2014 Community Grantees
College Spark Washington's 2014 grant recipients are listed below by region.
Everett Community College (Everett) -- $39,500 for a research project about the relationship that student preparation and characteristics have with the long-term math success of community college students that have gone through various reforms to the developmental math sequence that have been tried at Everett Community College.
Green River Community College Foundation (Auburn) -- $77,749 over three years to develop and test the required use of an out of class writing center services for students in remedial English and learn how requiring academic supports that are typically optional can affect the likelihood of transitioning to successful completion of college level English courses.
Tacoma Community College (Tacoma) -- $150,000 over three years to facilitate a collaborative effort between Tacoma Community College and Tacoma Public Schools to improve the alignment between the K-12 and postsecondary project partners, reduce learning gaps in the transition from high school to college in math and English, and better prepare students for college-level work.

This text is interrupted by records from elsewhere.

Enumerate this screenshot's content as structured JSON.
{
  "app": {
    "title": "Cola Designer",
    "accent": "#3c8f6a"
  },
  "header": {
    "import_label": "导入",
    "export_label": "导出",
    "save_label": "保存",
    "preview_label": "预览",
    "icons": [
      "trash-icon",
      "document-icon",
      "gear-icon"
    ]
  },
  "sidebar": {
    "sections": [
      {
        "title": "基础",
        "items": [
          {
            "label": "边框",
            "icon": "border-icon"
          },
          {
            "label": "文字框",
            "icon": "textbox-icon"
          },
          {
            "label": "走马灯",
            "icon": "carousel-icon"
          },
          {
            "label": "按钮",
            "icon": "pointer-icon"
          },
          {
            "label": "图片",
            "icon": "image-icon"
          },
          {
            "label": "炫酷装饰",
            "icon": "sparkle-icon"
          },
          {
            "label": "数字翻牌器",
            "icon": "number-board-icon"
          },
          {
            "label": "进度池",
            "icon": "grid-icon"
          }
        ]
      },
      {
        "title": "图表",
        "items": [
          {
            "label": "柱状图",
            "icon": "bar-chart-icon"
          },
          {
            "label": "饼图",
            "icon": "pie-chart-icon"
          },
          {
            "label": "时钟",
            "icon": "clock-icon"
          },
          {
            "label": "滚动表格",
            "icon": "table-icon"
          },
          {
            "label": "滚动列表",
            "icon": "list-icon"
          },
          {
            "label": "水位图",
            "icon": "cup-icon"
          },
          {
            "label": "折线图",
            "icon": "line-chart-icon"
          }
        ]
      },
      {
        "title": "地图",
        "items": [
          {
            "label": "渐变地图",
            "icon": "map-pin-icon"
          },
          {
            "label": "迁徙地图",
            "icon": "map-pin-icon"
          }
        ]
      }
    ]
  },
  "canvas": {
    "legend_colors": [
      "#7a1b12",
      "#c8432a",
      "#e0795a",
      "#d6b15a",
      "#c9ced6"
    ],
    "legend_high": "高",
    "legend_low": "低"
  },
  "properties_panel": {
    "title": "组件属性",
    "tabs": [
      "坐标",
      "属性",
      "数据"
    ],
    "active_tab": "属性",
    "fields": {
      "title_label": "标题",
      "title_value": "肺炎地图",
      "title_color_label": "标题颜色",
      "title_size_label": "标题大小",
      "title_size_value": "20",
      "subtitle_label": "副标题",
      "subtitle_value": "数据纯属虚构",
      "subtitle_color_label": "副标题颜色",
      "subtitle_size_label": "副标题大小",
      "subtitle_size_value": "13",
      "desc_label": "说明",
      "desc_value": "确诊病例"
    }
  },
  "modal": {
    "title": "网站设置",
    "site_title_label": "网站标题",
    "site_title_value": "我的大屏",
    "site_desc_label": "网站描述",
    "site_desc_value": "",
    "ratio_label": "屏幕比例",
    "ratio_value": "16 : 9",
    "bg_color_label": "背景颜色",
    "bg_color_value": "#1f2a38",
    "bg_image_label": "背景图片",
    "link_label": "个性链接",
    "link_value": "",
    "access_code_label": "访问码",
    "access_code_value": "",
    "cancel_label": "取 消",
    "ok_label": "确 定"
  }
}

The Dream Project (Seattle) -- $150,000 over three years to enhance its current work by improving its curriculum, materials and training of mentors; and improvements to its data management system to better inform efforts to help students avoid remediation.
Eastern Washington University (Cheney) -- $149,985 over three years to partner with Community Colleges of Spokane and K-12 school districts in the greater-Spokane region to improve the alignment of curriculum and assessments with each other and to the Common Core State Standards.
NorthEast Washington Educational Service District 101 (Spokane) -- $149,799 over three years to develop and implement an Algebra-readiness boot camp for students in 5th - 7th grades and professional development for middle school math teachers with the goal of increasing the number of students taking and passing Algebra by the 8th grade.
Educational Service District 112 (Vancouver) -- $150,000 over three years for professional development to help math teachers improve their skills in teaching Algebra to low-income middle school students. The project includes providing direct support to 75 students over three years to help them overcome barriers to success in math and change the culture of math fear and avoidance.
Peninsula College (Port Angeles) -- $149,989 over two years to expand a pilot of “flipped classrooms” - a term used to describe delivering lecture content online outside of class time and using the classroom for practicing skills, small group interactions and one-on-one instruction – to all sections of one level of developmental math and developmental English with the goal of improving the number of students that are able to go on to earn college-level credits.
Brewster School District (Brewster) --$145,000 over three years to implement TI-Math Forward, a program that includes professional development for middle school math teachers, extended class time for math, and improved use of technology to support instruction.
Toppenish Middle School (Toppenish) --$150,000 over three years to provide professional development to math teachers and required out-of-school time support to students struggling the most with math at a 100% free and reduced lunch middle school that has recently transitioned to Algebra for all students.
Central & Eastern
The Rural Alliance for College Success - Mary Walker School District (Springdale) --$120,000 over three years to administer a college placement test for math to high school juniors at over 20 participating schools and provide a remediation course during senior year to low-scoring students. The goal is to reduce the number of students that require remedial math in college.
Northwest & North Central
Washington State Board for Community and Technical Colleges (Olympia) --$150,000 over three years to assist a group of colleges with developing and implementing transcript-based placement procedures for English to replace current placement procedures that rely only on placement tests and to develop a toolkit on how to do this work that can be used by other colleges in Washington.